"I felt good, definitely," Gronkowski said of playing under the lights. "You’re always sore no matter what after playing a game. No matter if you play 10 plays or 70 plays, [you’re] definitely sore like any other game. But no setbacks. No nothing. Feeling good and just progressing every day."

Regardless of who happens to be playing quarterback for the Patriots against the Bills on Sunday -- whether it's Jimmy Garoppolo or Brissett, both of whom practiced Wednesday -- having Gronkowski on the field and closer to his usual level of participation should help. 
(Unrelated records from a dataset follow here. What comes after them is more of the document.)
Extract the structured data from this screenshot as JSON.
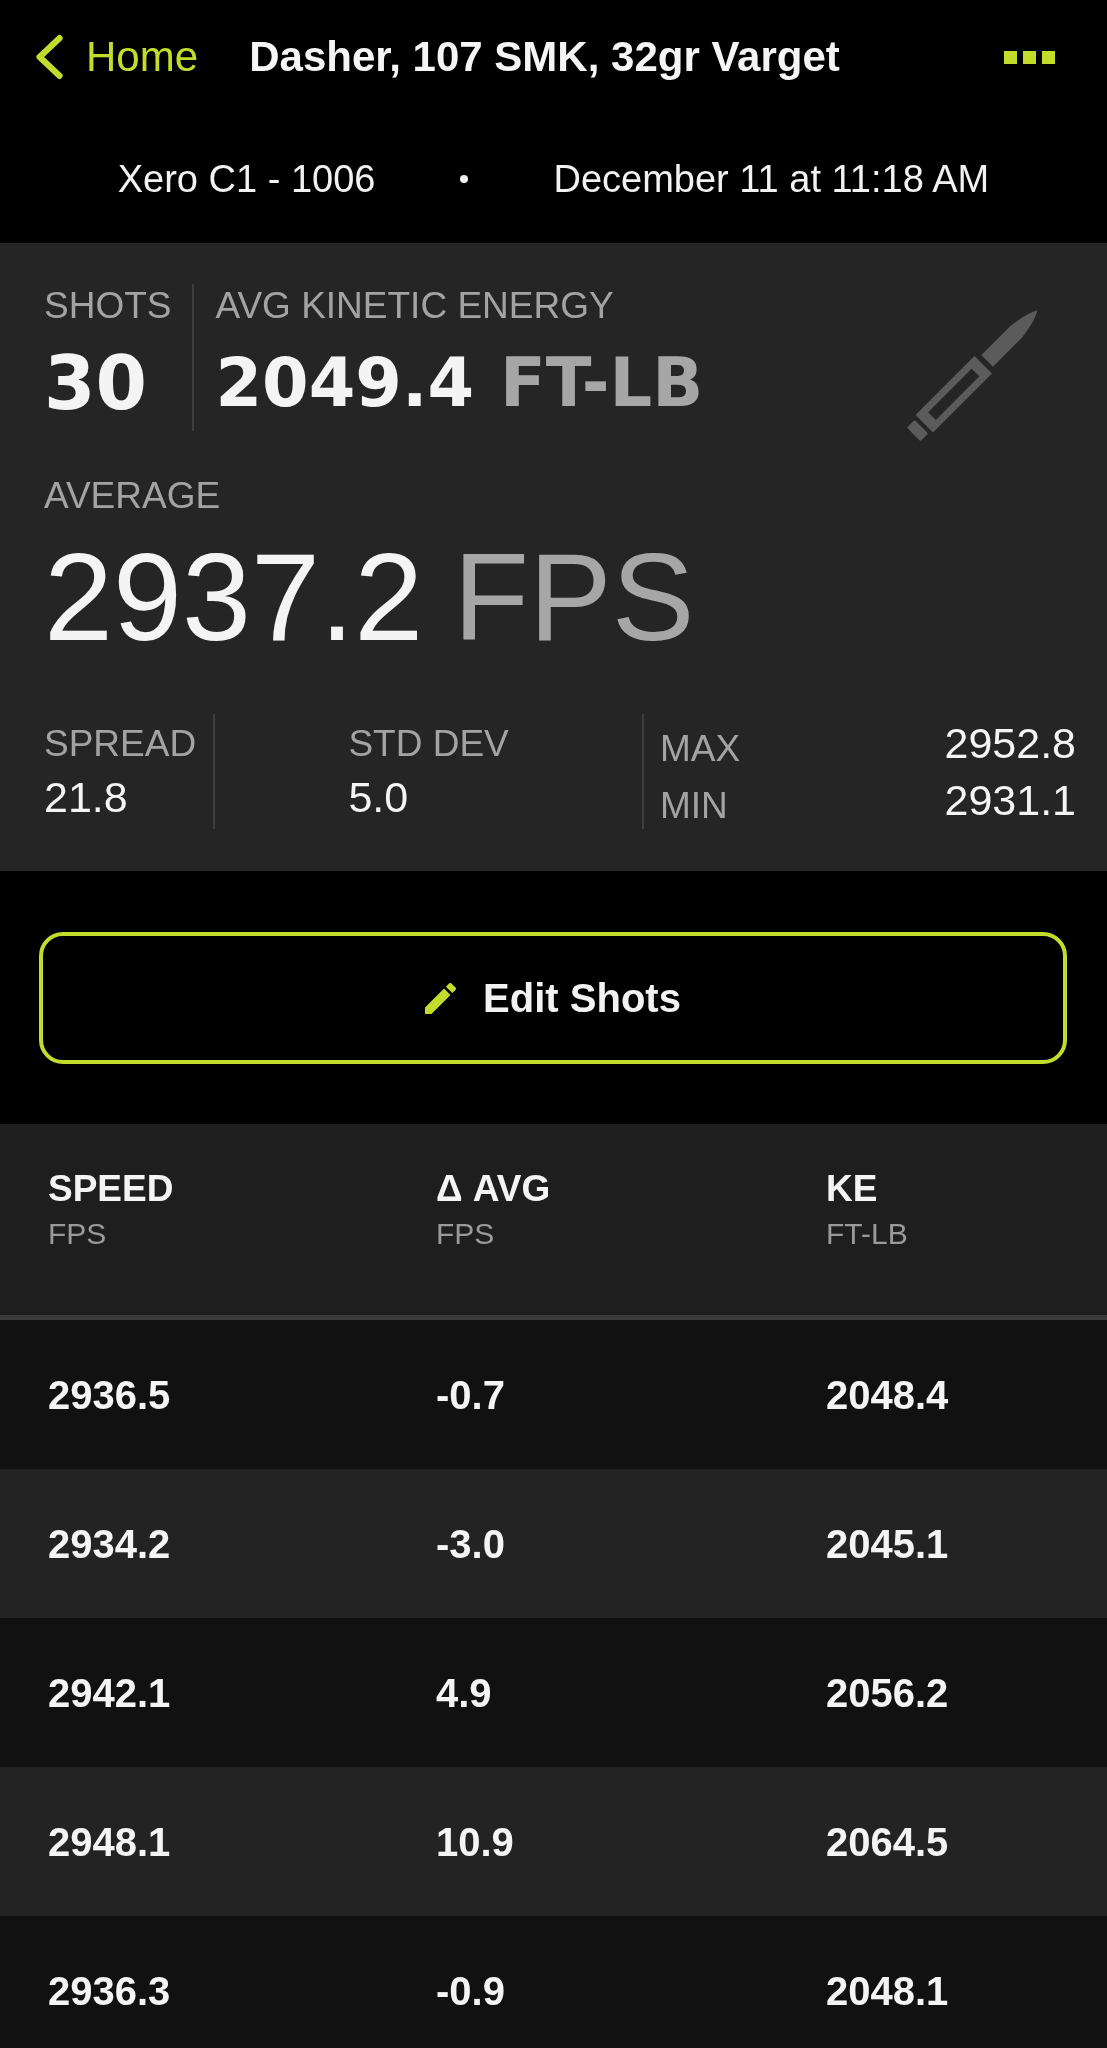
{
  "nav": {
    "back_label": "Home",
    "title": "Dasher, 107 SMK, 32gr Varget"
  },
  "session": {
    "device": "Xero C1 - 1006",
    "date": "December 11 at 11:18 AM"
  },
  "summary": {
    "shots": {
      "label": "SHOTS",
      "value": "30"
    },
    "energy": {
      "label": "AVG KINETIC ENERGY",
      "value": "2049.4",
      "unit": "FT-LB"
    },
    "average": {
      "label": "AVERAGE",
      "value": "2937.2",
      "unit": "FPS"
    },
    "stats": [
      {
        "label": "SPREAD",
        "value": "21.8"
      },
      {
        "label": "STD DEV",
        "value": "5.0"
      }
    ],
    "extremes": [
      {
        "label": "MAX",
        "value": "2952.8"
      },
      {
        "label": "MIN",
        "value": "2931.1"
      }
    ]
  },
  "edit_button": {
    "label": "Edit Shots"
  },
  "table": {
    "columns": [
      {
        "title": "SPEED",
        "unit": "FPS"
      },
      {
        "title": "Δ AVG",
        "unit": "FPS"
      },
      {
        "title": "KE",
        "unit": "FT-LB"
      }
    ],
    "rows": [
      [
        "2936.5",
        "-0.7",
        "2048.4"
      ],
      [
        "2934.2",
        "-3.0",
        "2045.1"
      ],
      [
        "2942.1",
        "4.9",
        "2056.2"
      ],
      [
        "2948.1",
        "10.9",
        "2064.5"
      ],
      [
        "2936.3",
        "-0.9",
        "2048.1"
      ]
    ]
  }
}
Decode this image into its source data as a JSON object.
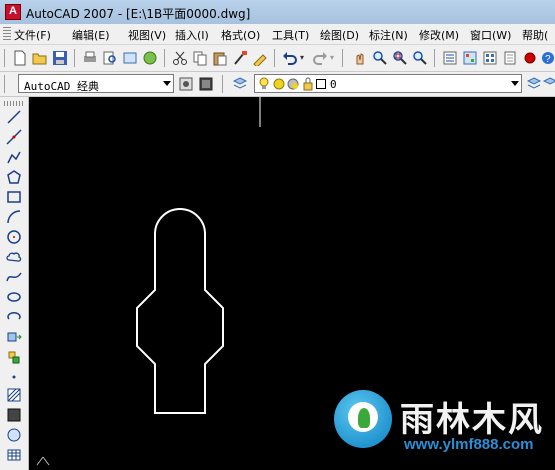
{
  "window": {
    "title": "AutoCAD 2007 - [E:\\1B平面0000.dwg]"
  },
  "menu": {
    "items": [
      "文件(F)",
      "编辑(E)",
      "视图(V)",
      "插入(I)",
      "格式(O)",
      "工具(T)",
      "绘图(D)",
      "标注(N)",
      "修改(M)",
      "窗口(W)",
      "帮助("
    ]
  },
  "workspace": {
    "selected": "AutoCAD 经典"
  },
  "layer": {
    "current": "0"
  },
  "watermark": {
    "name": "雨林木风",
    "url": "www.ylmf888.com"
  },
  "colors": {
    "canvas_background": "#000000",
    "drawing_stroke": "#ffffff",
    "ui_background": "#f0f0f0",
    "titlebar": "#b9d1ea",
    "watermark_url": "#2a8fd6"
  },
  "icons": {
    "standard_toolbar": [
      "new-icon",
      "open-icon",
      "save-icon",
      "print-icon",
      "preview-icon",
      "publish-icon",
      "3d-dwf-icon",
      "cut-icon",
      "copy-icon",
      "paste-icon",
      "match-properties-icon",
      "block-editor-icon",
      "undo-icon",
      "redo-icon",
      "pan-icon",
      "zoom-realtime-icon",
      "zoom-window-icon",
      "zoom-previous-icon",
      "properties-icon",
      "design-center-icon",
      "tool-palettes-icon",
      "sheet-set-icon"
    ],
    "draw_toolbar": [
      "line-icon",
      "construction-line-icon",
      "polyline-icon",
      "polygon-icon",
      "rectangle-icon",
      "arc-icon",
      "circle-icon",
      "revision-cloud-icon",
      "spline-icon",
      "ellipse-icon",
      "ellipse-arc-icon",
      "insert-block-icon",
      "make-block-icon",
      "point-icon",
      "hatch-icon",
      "gradient-icon",
      "region-icon",
      "table-icon"
    ]
  }
}
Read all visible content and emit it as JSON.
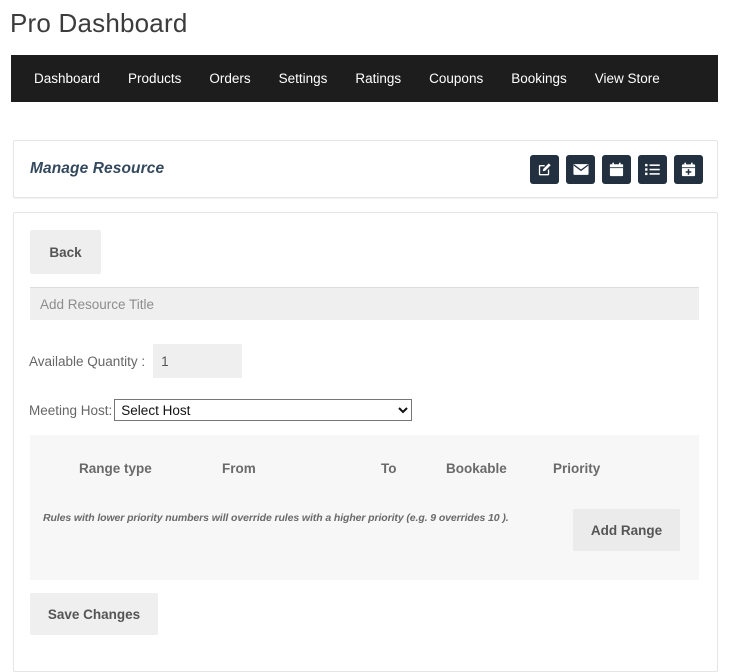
{
  "page": {
    "title": "Pro Dashboard"
  },
  "nav": {
    "items": [
      {
        "label": "Dashboard"
      },
      {
        "label": "Products"
      },
      {
        "label": "Orders"
      },
      {
        "label": "Settings"
      },
      {
        "label": "Ratings"
      },
      {
        "label": "Coupons"
      },
      {
        "label": "Bookings"
      },
      {
        "label": "View Store"
      }
    ]
  },
  "header": {
    "title": "Manage Resource",
    "icons": [
      {
        "name": "edit-pencil-square-icon"
      },
      {
        "name": "envelope-icon"
      },
      {
        "name": "calendar-icon"
      },
      {
        "name": "list-icon"
      },
      {
        "name": "calendar-plus-icon"
      }
    ]
  },
  "form": {
    "back_label": "Back",
    "resource_title_value": "",
    "resource_title_placeholder": "Add Resource Title",
    "quantity_label": "Available Quantity :",
    "quantity_value": "1",
    "host_label": "Meeting Host:",
    "host_selected": "Select Host",
    "host_options": [
      "Select Host"
    ],
    "save_label": "Save Changes"
  },
  "range_table": {
    "columns": [
      "Range type",
      "From",
      "To",
      "Bookable",
      "Priority"
    ],
    "rows": [],
    "note": "Rules with lower priority numbers will override rules with a higher priority (e.g. 9 overrides 10 ).",
    "add_range_label": "Add Range"
  },
  "colors": {
    "navbar_bg": "#1d1d1d",
    "icon_btn_bg": "#22303f",
    "panel_bg": "#ffffff",
    "field_bg": "#efefef",
    "table_bg": "#f7f7f7",
    "title_color": "#34495e"
  }
}
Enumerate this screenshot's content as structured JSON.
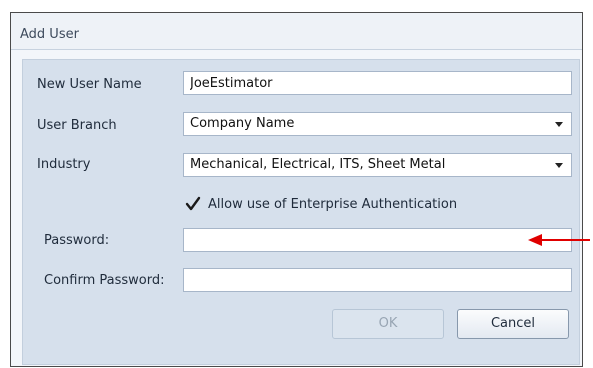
{
  "dialog": {
    "title": "Add User"
  },
  "form": {
    "new_user_name_label": "New User Name",
    "new_user_name_value": "JoeEstimator",
    "user_branch_label": "User Branch",
    "user_branch_value": "Company Name",
    "industry_label": "Industry",
    "industry_value": "Mechanical, Electrical, ITS, Sheet Metal",
    "enterprise_auth_label": "Allow use of Enterprise Authentication",
    "enterprise_auth_checked": true,
    "password_label": "Password:",
    "password_value": "",
    "confirm_password_label": "Confirm Password:",
    "confirm_password_value": ""
  },
  "buttons": {
    "ok_label": "OK",
    "ok_enabled": false,
    "cancel_label": "Cancel"
  },
  "annotation": {
    "arrow_color": "#e00000",
    "arrow_icon": "left-arrow-icon"
  },
  "colors": {
    "panel": "#d6e0ec",
    "border": "#a7b6c9"
  }
}
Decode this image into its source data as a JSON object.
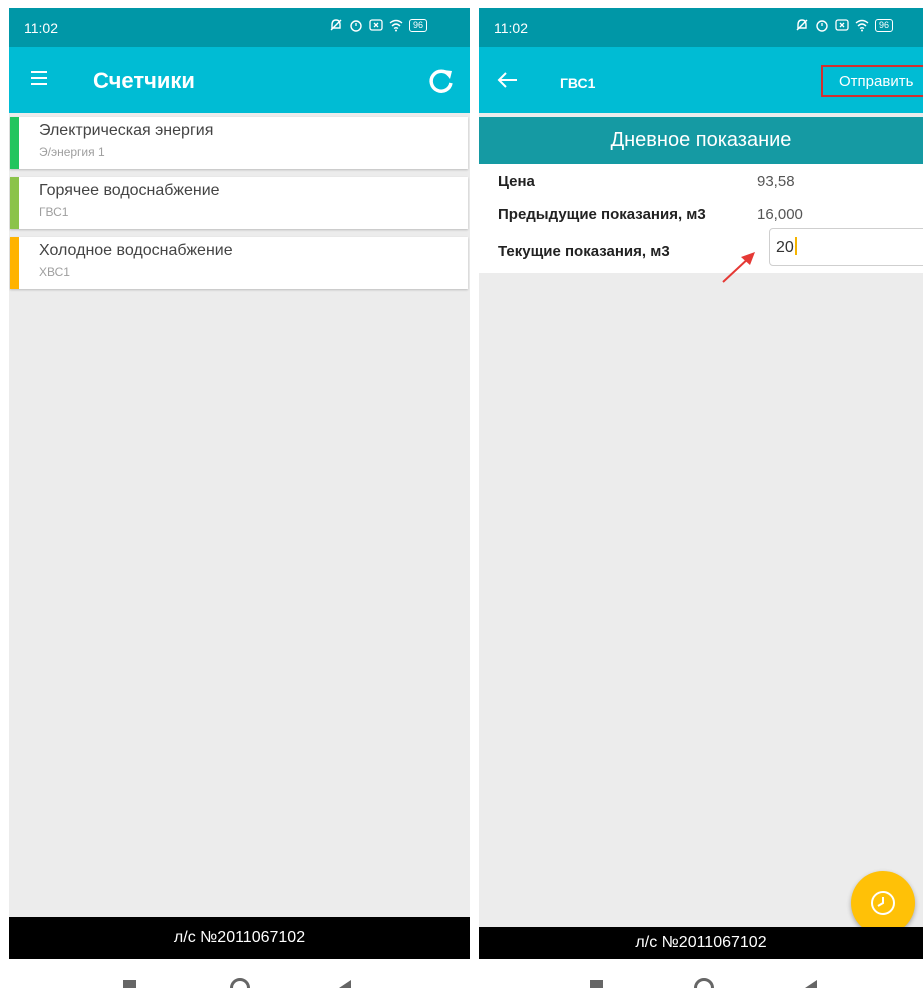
{
  "left": {
    "status_time": "11:02",
    "battery": "96",
    "title": "Счетчики",
    "meters": [
      {
        "name": "Электрическая энергия",
        "sub": "Э/энергия 1",
        "color": "#22c55e"
      },
      {
        "name": "Горячее водоснабжение",
        "sub": "ГВС1",
        "color": "#8bc34a"
      },
      {
        "name": "Холодное водоснабжение",
        "sub": "ХВС1",
        "color": "#ffb300"
      }
    ],
    "footer": "л/с №2011067102"
  },
  "right": {
    "status_time": "11:02",
    "battery": "96",
    "title": "ГВС1",
    "send_label": "Отправить",
    "section_title": "Дневное показание",
    "price_label": "Цена",
    "price_value": "93,58",
    "prev_label": "Предыдущие показания, м3",
    "prev_value": "16,000",
    "current_label": "Текущие показания, м3",
    "current_value": "20",
    "footer": "л/с №2011067102"
  },
  "colors": {
    "statusbar": "#0097a7",
    "appbar": "#00bcd4",
    "section_header": "#159aa3",
    "fab": "#ffc107",
    "highlight": "#d32f2f"
  },
  "icons": [
    "menu-icon",
    "refresh-icon",
    "back-arrow-icon",
    "clock-icon"
  ]
}
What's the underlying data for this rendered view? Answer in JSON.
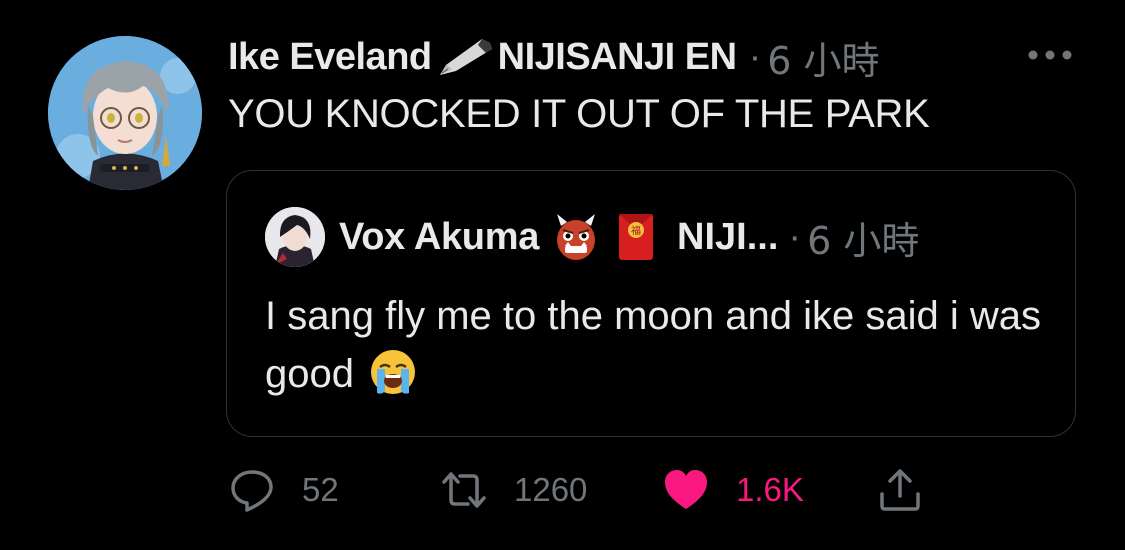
{
  "tweet": {
    "display_name": "Ike Eveland",
    "name_suffix": "NIJISANJI EN",
    "separator": "·",
    "time": "6 小時",
    "text": "YOU KNOCKED IT OUT OF THE PARK"
  },
  "quote": {
    "display_name": "Vox Akuma",
    "name_suffix": "NIJI...",
    "separator": "·",
    "time": "6 小時",
    "text": "I sang fly me to the moon and ike said i was good"
  },
  "actions": {
    "replies": "52",
    "retweets": "1260",
    "likes": "1.6K"
  },
  "colors": {
    "background": "#000000",
    "text": "#e7e9ea",
    "muted": "#71767b",
    "border": "#2f3336",
    "like_pink": "#f91880"
  },
  "icons": {
    "name_badge": "fountain-pen-icon",
    "quote_badges": [
      "ogre-face-icon",
      "red-envelope-icon"
    ],
    "quote_text_emoji": "loudly-crying-face-icon",
    "actions": [
      "reply-icon",
      "retweet-icon",
      "heart-icon",
      "share-icon"
    ],
    "more": "more-options-icon"
  }
}
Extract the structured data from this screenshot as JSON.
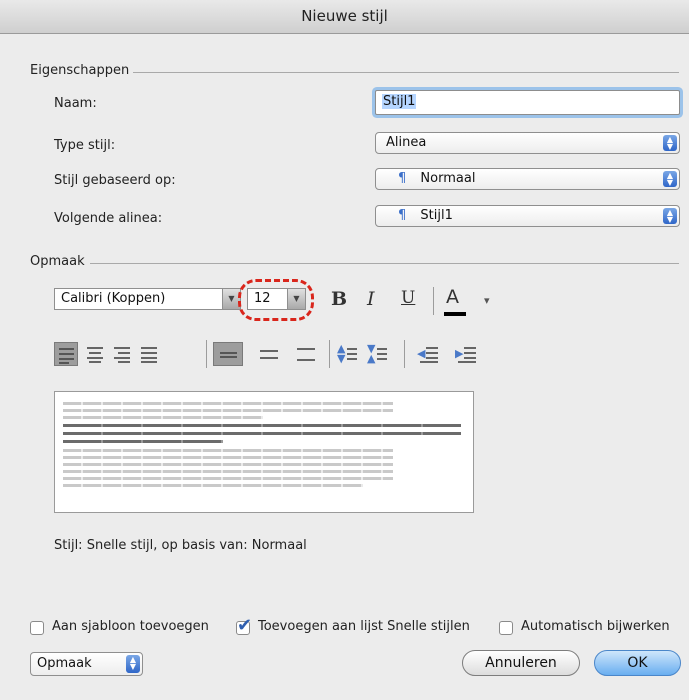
{
  "dialog": {
    "title": "Nieuwe stijl"
  },
  "properties": {
    "section_label": "Eigenschappen",
    "name_label": "Naam:",
    "name_value": "Stijl1",
    "type_label": "Type stijl:",
    "type_value": "Alinea",
    "based_on_label": "Stijl gebaseerd op:",
    "based_on_value": "Normaal",
    "next_label": "Volgende alinea:",
    "next_value": "Stijl1",
    "paragraph_mark": "¶"
  },
  "formatting": {
    "section_label": "Opmaak",
    "font_name": "Calibri (Koppen)",
    "font_size": "12",
    "bold": "B",
    "italic": "I",
    "underline": "U",
    "font_color_glyph": "A",
    "font_color_arrow": "▾",
    "highlight_color": "#d9261c"
  },
  "description": "Stijl: Snelle stijl, op basis van: Normaal",
  "options": {
    "add_to_template": {
      "label": "Aan sjabloon toevoegen",
      "checked": false
    },
    "add_to_quick_styles": {
      "label": "Toevoegen aan lijst Snelle stijlen",
      "checked": true
    },
    "auto_update": {
      "label": "Automatisch bijwerken",
      "checked": false
    }
  },
  "footer": {
    "format_menu_label": "Opmaak",
    "cancel_label": "Annuleren",
    "ok_label": "OK"
  },
  "icons": {
    "popup_arrows": "⇕",
    "check": "✔"
  }
}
"They’re doing very well, very excellent," Gronkowski said of Garoppolo and Brissett's performances with Tom Brady out. "Every single day, they’re just trying to improve and progress every day. This week, you just see everyone throughout the team, everyone is just trying to progress . . . The coaches do a great job of getting the quarterbacks prepared. If there is something there that we need to get on the same page with the quarterbacks on, we’ll talk, but the coaches do an excellent job of getting the quarterbacks ready."

McAdam: Doesn't take long for second-guessing of Farrell to resume


McAdam: Doesn't take long for second-guessing of Farrell to resume

Three takeaways from the Red Sox' 6-4 loss to the Yankees on Tuesday night . . . 

1) Long relief may be short for the Red Sox in the postseason

The news that Drew Pomeranz won't start Thursday and is dealing with forearm soreness was ominous -- to say the least. While the Sox aren't concerned enough to order up an MRI for the lefty, it seems a fair bet that he won't pitch again this season. Pomeranz wasn't going to crack the postseason rotation and would likely have been relegated to relief duty. Now, even that seems a stretch.

Add that development to the continued absence of Steven Wright and the Red Sox are missing 40 percent of their rotation from late July and early August.

Healthy, both would have been stretched-out and available to provide multiple innings in the postseason.

Of course, most teams would prefer to not have to rely on long men in the postseason, since their very appearance in a game would signifiy that a starter got knocked out early.

When that happens, however, it's nice to have experienced, dependable arms to cover innings and not impact the bullpen's high-leverage pitchers.

Now, in such a scenario, the Sox will likely have to turn to either Robbie Ross Jr. or Heath Hembree.

2) Is Aaron Hill heating up?

In the month of September, Hill has posted a line of .381/.409/.571. On Tuesday night, he blasted a pinch-hit homer.

Admittedly, that's a relatively small sample size. But Hill has had better at-bats of late, especially against lefties.

It's doubtful that he'll take over third base -- now or in the postseason -- full-time, since John Farrell has two left-handed hitting options, with Travis Shaw and Brock Holt. Shaw certainly more power and has shown the ability to go on hot streaks at the plate.

But Hill is a veteran player, albeit one with little postseason experience (11 at-bats in the Division Series for Arizona in 2011) for a 12-year veteran.

And one other benefit: Hill is a .373 career hitter as a pinch-hitter, making him a valuable part off the bench in games started by either Holt or Shaw.

3) One loss is all it took for the second-guessing to resurface

The Sox had won 11 straight before Tuesday's loss, which quickly re-introduced criticism of Farrell.

Starter David Price had given up four runs through six innings, but the Sox rallied for two runs off Tommy Layne in the seventh to tie things at 4-4.

At 76 pitches, Price went back out for the seventh and promptly yielded a two-run homer to Tyler Austin, giving the Yanks another two-run lead.

Price hadn't been sharp in the first six. With expanded rosters, plenty of available relievers and a rested bullpen after a day off Monday, why stick with Price?

Offered Farrell: "You go with a right-hander they’re going to go with [Mark] Teixeira and [Brian] McCann with that right-field porch,” Farrell said. “Wanted to keep the (right-handed hitters) in the ballgame, (but Price) mislocated over the plate.”